How neural circuits achieve a balance between excitation and inhibition
A team of researchers from Tübingen and Israel uncovers how brain structures can maintain function and stable dynamics even in unusual conditions. Their results might lay the foundations for better understanding and treating conditions like epilepsy and autism.
The neurons in brain are connected with each other, forming small functional units called neural circuits. A neuron that is connected to another one via a synapsis can transmit information to the second neuron by sending a signal. This, in turn, might prompt the second neuron to transmit a signal to other neurons in the neural circuit. If that happens, the first neuron is likely an excitatory neuron: one that prompts other neurons to fire. But neurons with the exact opposite task are equally important to the functionality of the brain: inhibitory neurons, which make it less likely that the neurons they are connected to send a signal to others.
The interplay of excitation and inhibition is crucial for normal functionality of neural networks. Its dysregulation has been linked to many neurological and psychiatric disorders, including epilepsy, Alzheimer’s disease, and autism spectrum disorders.
Interestingly, the share of inhibitory neurons among all neurons in various brain structures (like the neocortex or the hippocampus) remains fixed throughout the lifetime of an individual at 15-30%. “This prompted our curiosity: how important is this particular proportion?” recalls Anna Levina, a researcher at Tübingen University and the Max Planck Institute for Biological Cybernetics. “Can neural circuits with a different proportion of excitatory and inhibitory neurons still function normally?” Her collaborators from the Weizmann Institute of Science in Rehovot (Israel) designed a novel experiment that would allow to answer these questions. They grew cultures that contained different, even extreme ratios of excitatory and inhibitory neurons.

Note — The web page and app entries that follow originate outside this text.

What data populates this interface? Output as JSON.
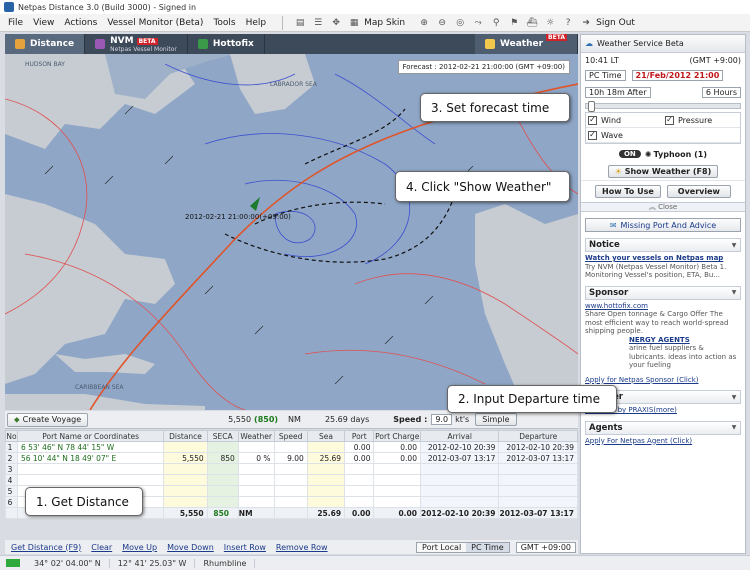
{
  "window": {
    "title": "Netpas Distance 3.0 (Build 3000) - Signed in"
  },
  "menu": {
    "items": [
      "File",
      "View",
      "Actions",
      "Vessel Monitor (Beta)",
      "Tools",
      "Help"
    ],
    "map_skin": "Map Skin",
    "sign_out": "Sign Out"
  },
  "tabs": {
    "distance": "Distance",
    "nvm": "NVM",
    "nvm_sub": "Netpas Vessel Monitor",
    "nvm_badge": "BETA",
    "hottofix": "Hottofix",
    "weather": "Weather",
    "weather_badge": "BETA"
  },
  "map": {
    "forecast": "Forecast : 2012-02-21 21:00:00 (GMT +09:00)",
    "ship_time": "2012-02-21 21:00:00(+09:00)",
    "labels": {
      "hudson_bay": "HUDSON BAY",
      "labrador": "LABRADOR SEA",
      "caribbean": "CARIBBEAN SEA"
    }
  },
  "callouts": {
    "c1": "1. Get Distance",
    "c2": "2. Input Departure time",
    "c3": "3. Set forecast time",
    "c4": "4. Click \"Show Weather\""
  },
  "voyage_bar": {
    "create": "Create Voyage",
    "distance": "5,550",
    "seca": "(850)",
    "nm": "NM",
    "days": "25.69 days",
    "speed_label": "Speed :",
    "speed": "9.0",
    "kts": "kt's",
    "simple": "Simple"
  },
  "grid": {
    "headers": [
      "No",
      "Port Name or Coordinates",
      "Distance",
      "SECA",
      "Weather",
      "Speed",
      "Sea",
      "Port",
      "Port Charge",
      "Arrival",
      "Departure"
    ],
    "rows": [
      {
        "no": "1",
        "port": "6 53' 46\" N  78 44' 15\" W",
        "distance": "",
        "seca": "",
        "weather": "",
        "speed": "",
        "sea": "",
        "port_days": "0.00",
        "charge": "0.00",
        "arrival": "2012-02-10 20:39",
        "departure": "2012-02-10 20:39"
      },
      {
        "no": "2",
        "port": "56 10' 44\" N  18 49' 07\" E",
        "distance": "5,550",
        "seca": "850",
        "weather": "0 %",
        "speed": "9.00",
        "sea": "25.69",
        "port_days": "0.00",
        "charge": "0.00",
        "arrival": "2012-03-07 13:17",
        "departure": "2012-03-07 13:17"
      },
      {
        "no": "3",
        "port": "",
        "distance": "",
        "seca": "",
        "weather": "",
        "speed": "",
        "sea": "",
        "port_days": "",
        "charge": "",
        "arrival": "",
        "departure": ""
      },
      {
        "no": "4",
        "port": "",
        "distance": "",
        "seca": "",
        "weather": "",
        "speed": "",
        "sea": "",
        "port_days": "",
        "charge": "",
        "arrival": "",
        "departure": ""
      },
      {
        "no": "5",
        "port": "",
        "distance": "",
        "seca": "",
        "weather": "",
        "speed": "",
        "sea": "",
        "port_days": "",
        "charge": "",
        "arrival": "",
        "departure": ""
      },
      {
        "no": "6",
        "port": "",
        "distance": "",
        "seca": "",
        "weather": "",
        "speed": "",
        "sea": "",
        "port_days": "",
        "charge": "",
        "arrival": "",
        "departure": ""
      }
    ],
    "total": {
      "label": "Total",
      "distance": "5,550",
      "seca": "850",
      "nm": "NM",
      "sea": "25.69",
      "port_days": "0.00",
      "charge": "0.00",
      "arrival": "2012-02-10 20:39",
      "departure": "2012-03-07 13:17"
    }
  },
  "actions": {
    "get_distance": "Get Distance (F9)",
    "clear": "Clear",
    "move_up": "Move Up",
    "move_down": "Move Down",
    "insert_row": "Insert Row",
    "remove_row": "Remove Row",
    "port_local": "Port Local",
    "pc_time": "PC Time",
    "timezone": "GMT +09:00"
  },
  "status": {
    "lat": "34° 02' 04.00\" N",
    "lon": "12° 41' 25.03\" W",
    "mode": "Rhumbline"
  },
  "weather_panel": {
    "title": "Weather Service Beta",
    "local_time": "10:41 LT",
    "gmt": "(GMT +9:00)",
    "time_mode": "PC Time",
    "date": "21/Feb/2012 21:00",
    "after": "10h 18m After",
    "interval": "6 Hours",
    "wind": "Wind",
    "pressure": "Pressure",
    "wave": "Wave",
    "on": "ON",
    "typhoon": "Typhoon (1)",
    "show_weather": "Show Weather (F8)",
    "how_to_use": "How To Use",
    "overview": "Overview",
    "close": "Close"
  },
  "side": {
    "missing": "Missing Port And Advice",
    "notice": "Notice",
    "notice_title": "Watch your vessels on Netpas map",
    "notice_text": "Try NVM (Netpas Vessel Monitor) Beta 1. Monitoring Vessel's position, ETA, Bu...",
    "sponsor": "Sponsor",
    "sponsor_link": "www.hottofix.com",
    "sponsor_text": "Share Open tonnage & Cargo Offer The most efficient way to reach world-spread shipping people.",
    "sponsor2_title": "NERGY AGENTS",
    "sponsor2_text": "arine fuel suppliers & lubricants. ideas into action as your fueling",
    "apply_sponsor": "Apply for Netpas Sponsor (Click)",
    "bunker": "Bunker",
    "praxis": "Provided by PRAXIS(more)",
    "agents": "Agents",
    "apply_agent": "Apply For Netpas Agent (Click)"
  }
}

The scientists then measured the activity of these artificially designed brain tissues. “We were surprised that networks with various ratios of excitatory and inhibitory neurons remained active, even when these ratios were very far from natural conditions,” explains Levina’s Ph.D. student Oleg Vinogradov. “Their activity does not change dramatically, as long as the share of inhibitory neurons stays somewhere in the range of 10% to 90%.” It seems that the neural structures have a way of compensating for their unusual composition to remain stable and functional.

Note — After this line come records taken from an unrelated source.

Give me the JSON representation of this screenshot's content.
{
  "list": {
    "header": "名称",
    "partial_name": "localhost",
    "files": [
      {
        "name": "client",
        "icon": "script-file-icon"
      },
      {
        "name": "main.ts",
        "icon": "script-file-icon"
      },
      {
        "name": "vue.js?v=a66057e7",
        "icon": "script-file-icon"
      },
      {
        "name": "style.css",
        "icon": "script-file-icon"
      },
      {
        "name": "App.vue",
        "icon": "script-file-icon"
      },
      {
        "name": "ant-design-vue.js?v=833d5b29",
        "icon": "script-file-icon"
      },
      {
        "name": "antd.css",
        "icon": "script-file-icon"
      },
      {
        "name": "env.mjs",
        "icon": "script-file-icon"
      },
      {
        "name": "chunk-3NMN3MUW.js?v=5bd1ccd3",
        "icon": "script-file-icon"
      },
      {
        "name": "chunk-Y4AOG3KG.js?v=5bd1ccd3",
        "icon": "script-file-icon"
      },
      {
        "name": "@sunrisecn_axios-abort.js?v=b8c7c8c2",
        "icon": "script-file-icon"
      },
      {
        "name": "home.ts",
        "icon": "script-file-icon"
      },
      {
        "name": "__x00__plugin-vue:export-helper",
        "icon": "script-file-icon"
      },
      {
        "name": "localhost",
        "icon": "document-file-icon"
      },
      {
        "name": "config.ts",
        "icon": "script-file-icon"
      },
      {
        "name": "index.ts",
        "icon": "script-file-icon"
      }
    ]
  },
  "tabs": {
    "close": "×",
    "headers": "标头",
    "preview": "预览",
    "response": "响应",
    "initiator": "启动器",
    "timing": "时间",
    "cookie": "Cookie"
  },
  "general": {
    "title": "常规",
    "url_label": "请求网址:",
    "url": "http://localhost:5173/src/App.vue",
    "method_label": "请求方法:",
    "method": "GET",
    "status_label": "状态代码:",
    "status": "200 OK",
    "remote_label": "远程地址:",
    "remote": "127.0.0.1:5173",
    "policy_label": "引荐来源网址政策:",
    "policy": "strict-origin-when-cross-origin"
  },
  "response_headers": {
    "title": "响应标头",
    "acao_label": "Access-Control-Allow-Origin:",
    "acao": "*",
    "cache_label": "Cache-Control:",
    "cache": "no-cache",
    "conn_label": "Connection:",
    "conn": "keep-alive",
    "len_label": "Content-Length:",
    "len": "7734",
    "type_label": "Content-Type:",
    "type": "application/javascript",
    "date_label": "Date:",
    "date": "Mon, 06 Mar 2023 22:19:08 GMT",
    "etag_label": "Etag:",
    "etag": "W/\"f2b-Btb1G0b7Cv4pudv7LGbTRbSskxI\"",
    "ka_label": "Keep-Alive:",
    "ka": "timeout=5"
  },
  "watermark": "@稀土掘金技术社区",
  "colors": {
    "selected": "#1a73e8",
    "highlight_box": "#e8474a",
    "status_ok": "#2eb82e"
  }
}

So naturally the researchers asked next: what mechanism allow the brain tissue to adjust to these different conditions? The researchers theorized that the networks adapt by adjusting the number of connections: If there few inhibitory neurons, they have to take on a bigger role by building more synapses with the other neurons. Conversely, if the share of inhibitory neurons is large, the excitatory neurons have to make up for this by establishing more connections.

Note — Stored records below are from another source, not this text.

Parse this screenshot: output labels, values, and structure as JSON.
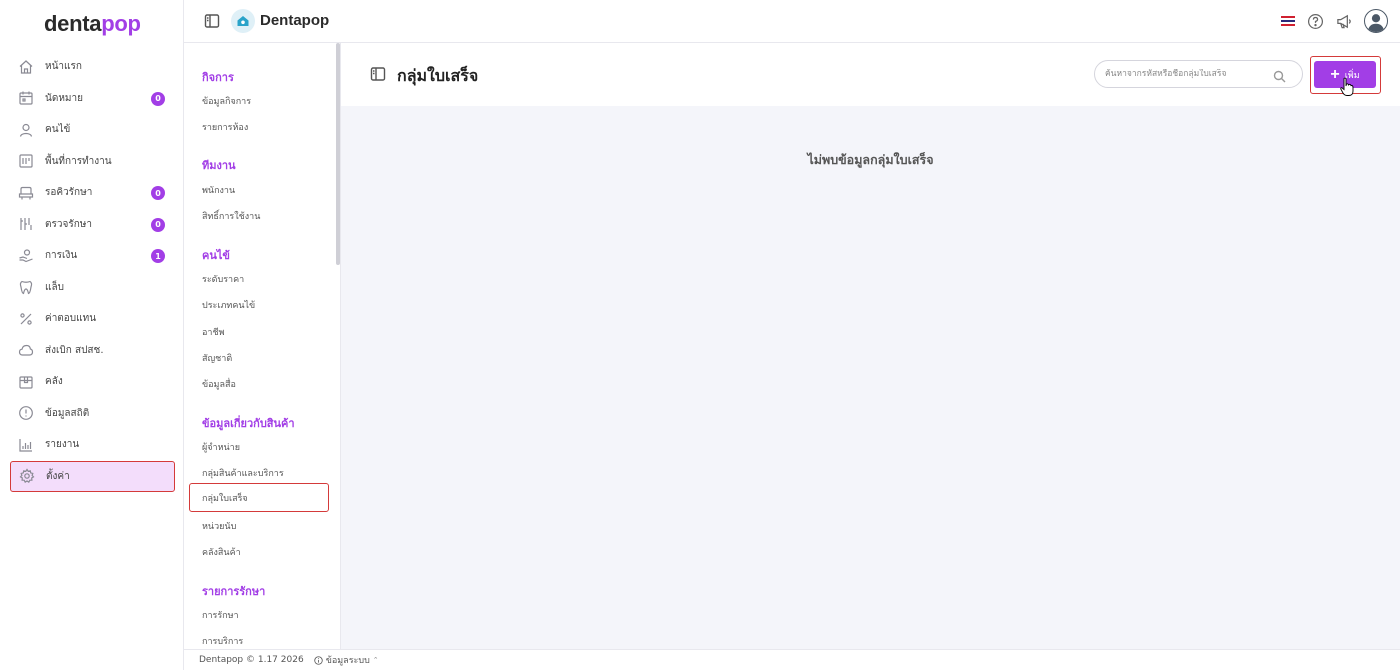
{
  "app": {
    "logo_prefix": "denta",
    "logo_suffix": "pop",
    "brand": "Dentapop"
  },
  "sidebar": {
    "items": [
      {
        "label": "หน้าแรก",
        "icon": "home-icon"
      },
      {
        "label": "นัดหมาย",
        "icon": "calendar-icon",
        "badge": "0"
      },
      {
        "label": "คนไข้",
        "icon": "user-icon"
      },
      {
        "label": "พื้นที่การทำงาน",
        "icon": "workspace-icon"
      },
      {
        "label": "รอคิวรักษา",
        "icon": "dental-chair-icon",
        "badge": "0"
      },
      {
        "label": "ตรวจรักษา",
        "icon": "dental-tools-icon",
        "badge": "0"
      },
      {
        "label": "การเงิน",
        "icon": "payment-icon",
        "badge": "1"
      },
      {
        "label": "แล็บ",
        "icon": "tooth-icon"
      },
      {
        "label": "ค่าตอบแทน",
        "icon": "percent-icon"
      },
      {
        "label": "ส่งเบิก สปสช.",
        "icon": "cloud-icon"
      },
      {
        "label": "คลัง",
        "icon": "box-icon"
      },
      {
        "label": "ข้อมูลสถิติ",
        "icon": "stats-icon"
      },
      {
        "label": "รายงาน",
        "icon": "report-chart-icon"
      },
      {
        "label": "ตั้งค่า",
        "icon": "gear-icon"
      }
    ]
  },
  "submenu": {
    "sections": [
      {
        "title": "กิจการ",
        "links": [
          "ข้อมูลกิจการ",
          "รายการห้อง"
        ]
      },
      {
        "title": "ทีมงาน",
        "links": [
          "พนักงาน",
          "สิทธิ์การใช้งาน"
        ]
      },
      {
        "title": "คนไข้",
        "links": [
          "ระดับราคา",
          "ประเภทคนไข้",
          "อาชีพ",
          "สัญชาติ",
          "ข้อมูลสื่อ"
        ]
      },
      {
        "title": "ข้อมูลเกี่ยวกับสินค้า",
        "links": [
          "ผู้จำหน่าย",
          "กลุ่มสินค้าและบริการ",
          "กลุ่มใบเสร็จ",
          "หน่วยนับ",
          "คลังสินค้า"
        ]
      },
      {
        "title": "รายการรักษา",
        "links": [
          "การรักษา",
          "การบริการ"
        ]
      }
    ]
  },
  "main": {
    "title": "กลุ่มใบเสร็จ",
    "search_placeholder": "ค้นหาจากรหัสหรือชื่อกลุ่มใบเสร็จ",
    "add_label": "เพิ่ม",
    "empty_message": "ไม่พบข้อมูลกลุ่มใบเสร็จ"
  },
  "footer": {
    "copyright": "Dentapop © 1.17 2026",
    "system_info": "ข้อมูลระบบ"
  },
  "colors": {
    "accent": "#a23ee6",
    "highlight_border": "#d43a3a",
    "active_bg": "#f3ddfb"
  }
}
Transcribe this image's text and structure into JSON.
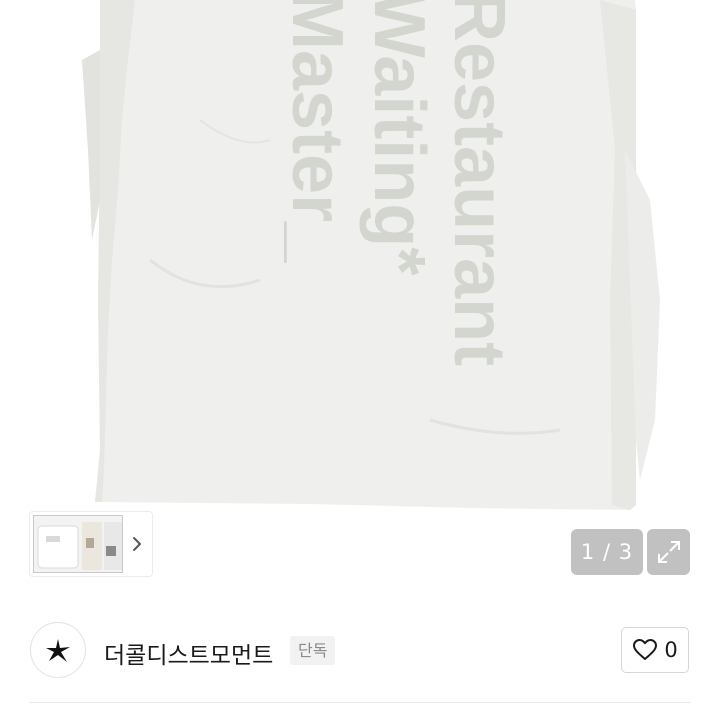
{
  "gallery": {
    "product_image": "white-tshirt-photo",
    "print_lines": [
      "Restaurant",
      "Waiting*",
      "Master_"
    ],
    "thumbnail_image": "product-thumbnails",
    "next_icon": "chevron-right-icon",
    "page_indicator": "1 / 3",
    "fullscreen_icon": "expand-icon"
  },
  "seller": {
    "avatar_icon": "star-logo-icon",
    "shop_name": "더콜디스트모먼트",
    "badge": "단독",
    "like_icon": "heart-outline-icon",
    "like_count": "0"
  },
  "colors": {
    "background": "#ffffff",
    "shirt": "#efefed",
    "print": "#d3d5cf",
    "overlay": "#a0a0a0"
  }
}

The theoretical model of the Tübingen scientists can explain the experimental findings of their colleagues in Rehovot and uncover the mechanisms helping to maintain stable dynamics in the brain. The results provide a clearer picture of how excitation/inhibition balance is preserved and where it fails in living neural networks. In the longer term, they might be useful for the emergent field of precision medicine: Induced pluripotent stem cell derived neural cultures could be used to find mechanisms of neuropsychiatric disorders and novel medications.